Bitcoin has become very successful over the past few years and many are rushing to capitalise on the opportunities it presents.

However, cryptocurrency is still a very new market and remains highly risky. So while there is the potential to make money trading bitcoin, you should have a clear idea of the pitfalls you may encounter before getting started.

A Volatile Market

As mentioned previously, the price of bitcoin is constantly going up and down so it is very hard to predict what will happen in a given period.

While this can lead to healthy profits, it can also mean big losses if you misinterpret what is likely to happen next.

Fraud

As there is little regulation of the bitcoin market, security is a major issue. While many bitcoin exchanges are reputable, others are not and there have been instances of investors being defrauded by fake exchanges.

Cyber Attacks

As discussed in the previous section, bitcoin exchanges are very attractive to hackers and if your bitcoins are stolen by a hacker there is no way to retrieve them.

Reliance on Technology

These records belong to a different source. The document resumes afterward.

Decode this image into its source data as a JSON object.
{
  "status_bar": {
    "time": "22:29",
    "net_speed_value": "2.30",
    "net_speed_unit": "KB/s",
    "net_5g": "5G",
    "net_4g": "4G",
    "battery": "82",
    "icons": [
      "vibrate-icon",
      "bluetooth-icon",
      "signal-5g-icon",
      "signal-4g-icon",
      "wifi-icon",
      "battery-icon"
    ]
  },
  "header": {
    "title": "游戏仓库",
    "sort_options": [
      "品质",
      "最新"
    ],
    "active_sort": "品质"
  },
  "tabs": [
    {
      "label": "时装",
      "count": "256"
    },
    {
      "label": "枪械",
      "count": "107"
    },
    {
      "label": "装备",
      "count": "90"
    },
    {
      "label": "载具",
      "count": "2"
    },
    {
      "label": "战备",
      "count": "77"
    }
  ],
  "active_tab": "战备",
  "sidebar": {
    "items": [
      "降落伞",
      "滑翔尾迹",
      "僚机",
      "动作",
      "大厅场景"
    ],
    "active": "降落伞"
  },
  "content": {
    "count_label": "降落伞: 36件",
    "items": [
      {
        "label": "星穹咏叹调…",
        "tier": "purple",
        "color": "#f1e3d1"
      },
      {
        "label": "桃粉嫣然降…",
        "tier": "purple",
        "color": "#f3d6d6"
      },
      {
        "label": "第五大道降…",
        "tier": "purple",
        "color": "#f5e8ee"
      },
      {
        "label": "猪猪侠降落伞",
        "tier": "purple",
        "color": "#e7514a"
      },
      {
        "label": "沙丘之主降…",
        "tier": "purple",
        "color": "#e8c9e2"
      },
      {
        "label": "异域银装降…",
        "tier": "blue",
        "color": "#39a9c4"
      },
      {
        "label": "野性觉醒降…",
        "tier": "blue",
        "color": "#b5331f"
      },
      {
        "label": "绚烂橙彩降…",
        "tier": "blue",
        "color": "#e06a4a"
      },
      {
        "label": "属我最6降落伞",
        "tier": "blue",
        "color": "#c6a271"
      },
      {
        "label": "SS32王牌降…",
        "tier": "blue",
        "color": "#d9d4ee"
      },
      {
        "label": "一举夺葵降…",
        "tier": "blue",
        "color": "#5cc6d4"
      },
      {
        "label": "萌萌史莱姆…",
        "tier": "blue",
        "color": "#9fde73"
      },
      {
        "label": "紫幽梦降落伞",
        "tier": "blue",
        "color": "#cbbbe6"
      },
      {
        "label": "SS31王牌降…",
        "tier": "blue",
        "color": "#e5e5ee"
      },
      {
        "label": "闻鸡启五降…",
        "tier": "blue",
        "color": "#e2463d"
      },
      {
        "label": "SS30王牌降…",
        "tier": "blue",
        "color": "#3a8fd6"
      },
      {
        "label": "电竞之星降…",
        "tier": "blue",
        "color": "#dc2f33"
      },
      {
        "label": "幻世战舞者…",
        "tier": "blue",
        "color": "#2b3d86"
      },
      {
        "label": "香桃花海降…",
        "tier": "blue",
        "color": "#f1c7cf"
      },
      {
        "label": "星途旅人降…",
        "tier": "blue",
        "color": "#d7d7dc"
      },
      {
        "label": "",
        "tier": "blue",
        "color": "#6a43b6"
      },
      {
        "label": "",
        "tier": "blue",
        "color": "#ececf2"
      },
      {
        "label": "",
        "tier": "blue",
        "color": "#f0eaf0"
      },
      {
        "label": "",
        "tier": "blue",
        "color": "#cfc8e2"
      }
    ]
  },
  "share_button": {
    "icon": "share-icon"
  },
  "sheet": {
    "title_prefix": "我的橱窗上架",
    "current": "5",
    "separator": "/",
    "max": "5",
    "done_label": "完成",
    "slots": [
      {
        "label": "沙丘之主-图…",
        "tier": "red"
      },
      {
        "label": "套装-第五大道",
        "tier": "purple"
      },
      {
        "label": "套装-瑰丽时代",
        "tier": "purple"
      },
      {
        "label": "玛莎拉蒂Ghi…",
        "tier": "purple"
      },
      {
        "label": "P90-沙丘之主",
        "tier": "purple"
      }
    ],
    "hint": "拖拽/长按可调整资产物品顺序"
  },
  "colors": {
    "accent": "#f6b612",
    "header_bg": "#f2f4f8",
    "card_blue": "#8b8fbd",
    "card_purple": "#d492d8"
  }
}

Bitcoin is a digital currency completely based on technology. This not only leaves it more open to cyber-attacks and fraud but it also means that it is not backed up by any physical collateral, such as gold or property. If the technology fails or is shut down, bitcoin is worth nothing.

Emerging Market

Bitcoin is still in its early stages so there is little data or experience to draw on. There is a lot of uncertainty around how it will evolve in the coming years.

There are different methods for trading bitcoin and other cryptocurrency and, in this section, we look at some of the most popular approaches.

It is also important to note that there is a difference between investing in bitcoin and trading it. 

Bitcoin investors will buy the currency and then hold on to it for a lengthy period in the belief that its value will ultimately go up.

Bitcoin traders, on the other hand, are looking to make a profit by buying bitcoin and then selling it again after a short period.

They may do this by adopting one or more of the following approaches:

Day Trading

Day traders will make several trades during one day to benefit from short-term price movements.

Day traders may hold their assets for a few minutes or a couple of hours but the idea is always to sell them by the end of the day to make quick, small profits.

Scalping

This is similar to day trading but taken to the extreme. Scalp traders will buy and sell bitcoin very rapidly, holding their assets for a matter of minutes or even seconds before selling up.

They may operate around the clock, making hundreds of trading moves within a 24 hour period. As with day trading, the aim is to make many small, quick profits in a short timeframe.

Swing Trading

This involves holding a position for longer than a day.

Swing traders will look at the bigger picture, studying trends in the market and trying to predict when price movements will begin and end. Once they have entered the market they may hold their position for days, weeks or even a couple of months as they monitor the market before trying to sell up at the best time to profit from movements in price.

Final Thoughts

There has been a lot of media interest and hype around bitcoin in recent years, with reports of people making their millions by trading and investing in the cryptocurrency.

Bitcoin and other virtual currencies have made trading more accessible, with lower entry levels and the opportunity to trade wherever you are in the world as long as you have an internet connection.

As a young and volatile market, bitcoin offers exciting opportunities, but there are also many risks involved. With the potential to make a lot of money there comes the potential to lose a lot too.

If you are considering trading bitcoin, you should make sure you have learned all you can about the market, researched your trading strategy and identified a reputable exchange platform. And, as with all kinds of trading, you should never invest more than you can reasonably afford to lose.

WikiJob does not provide tax, investment or financial services and advice. The information is being presented without consideration of the investment objectives, risk tolerance or financial circumstances of any specific investor and might not be suitable for all investors. Past performance is not indicative of future results. Investing involves risk including the possible loss of principal.